As Sookie tries to help Eric, she learns that he has been cursed by a coven of witches known as the Hallow Stones. The witches want to use Eric's amnesia to their advantage and take over his position as sheriff. Sookie and her friends, including werewolf Alcide Herveaux and shapeshifter Sam Merlotte, work together to protect Eric and uncover the truth behind the Hallow Stones' plot.
Throughout the book, Sookie also deals with personal challenges, including her strained relationship with her brother, Jason, who is struggling with his own demons, and her growing feelings for Eric, which cause her to question her relationship with Bill. Sookie must navigate these complicated relationships while also trying to uncover the truth about the witches' plot and protect herself and her loved ones from danger.
One of the strengths of Dead to the World
is the complex relationships between the characters. Sookie is a strong and independent protagonist who is not afraid to speak her mind, but she also struggles with her own vulnerabilities and insecurities. Her relationships with the various supernatural beings in her life are complicated and nuanced, and Harris does an excellent job of exploring the various power dynamics at play.
The relationship between Sookie and Eric, in particular, is a highlight of the book. Eric is initially presented as a villainous character, but his amnesia allows for a more vulnerable and sympathetic portrayal. As Sookie helps him regain his memory, their relationship deepens, and their chemistry is undeniable. However, their relationship is also complicated by the fact that Eric is a vampire and Sookie is human, as well as her loyalty to Bill, who is also a vampire.
Another strength of Dead to the World
is the way Harris explores the theme of identity. Eric's amnesia is a central plot device, but the book also delves into the concept of identity more broadly. Sookie struggles with her own identity as a telepath, and her relationship with Eric forces her to question her own feelings and beliefs. Jason's storyline also deals with the theme of identity, as he struggles to come to terms with the person he has become and his place in the world.
The book is also notable for its portrayal of supernatural beings. Harris has created a rich and complex mythology surrounding vampires, werewolves, and other creatures, and Dead to the World
continues to expand on this mythology. The portrayal of vampires, in particular, is nuanced and complex, with a wide range of personalities and motivations. Harris also explores the social and political dynamics between different vampire groups, as well as their relationships with humans.
Overall, Dead to the World
is an engaging and entertaining addition to the Southern Vampire Mysteries
series.
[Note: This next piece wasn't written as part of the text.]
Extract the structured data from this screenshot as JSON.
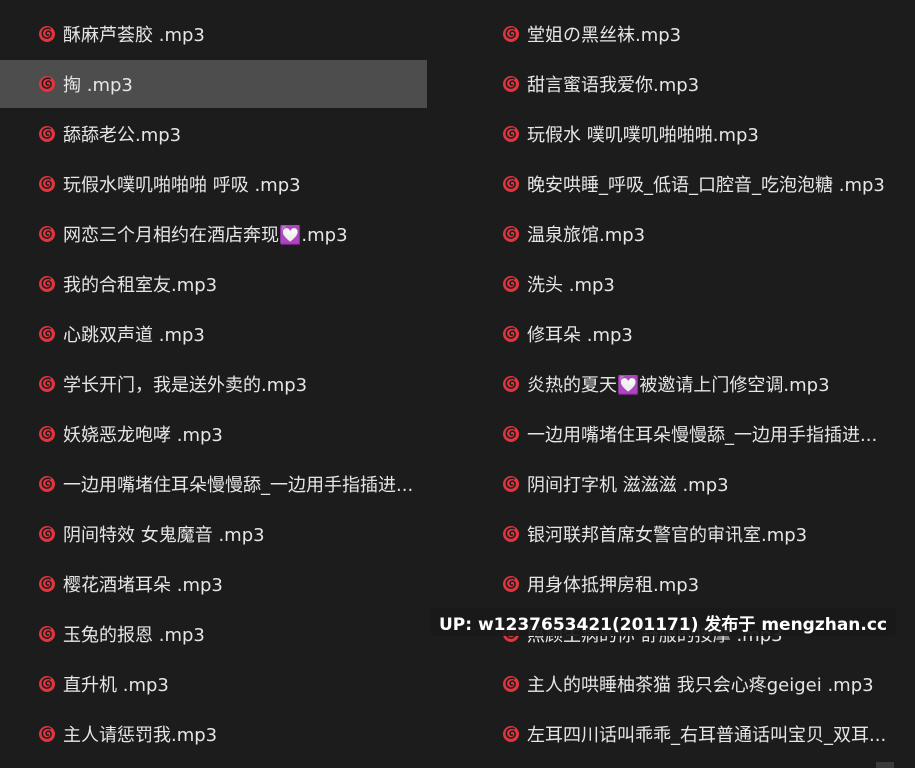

The complex characters, intricate plot, and rich mythology make for a compelling read, and Harris's skilful handling of themes such as identity and power dynamics adds depth and nuance to the story. Fans of the series will not be disappointed, and new readers will find plenty to enjoy as well.
82731 - 2023-06-11 06:33:58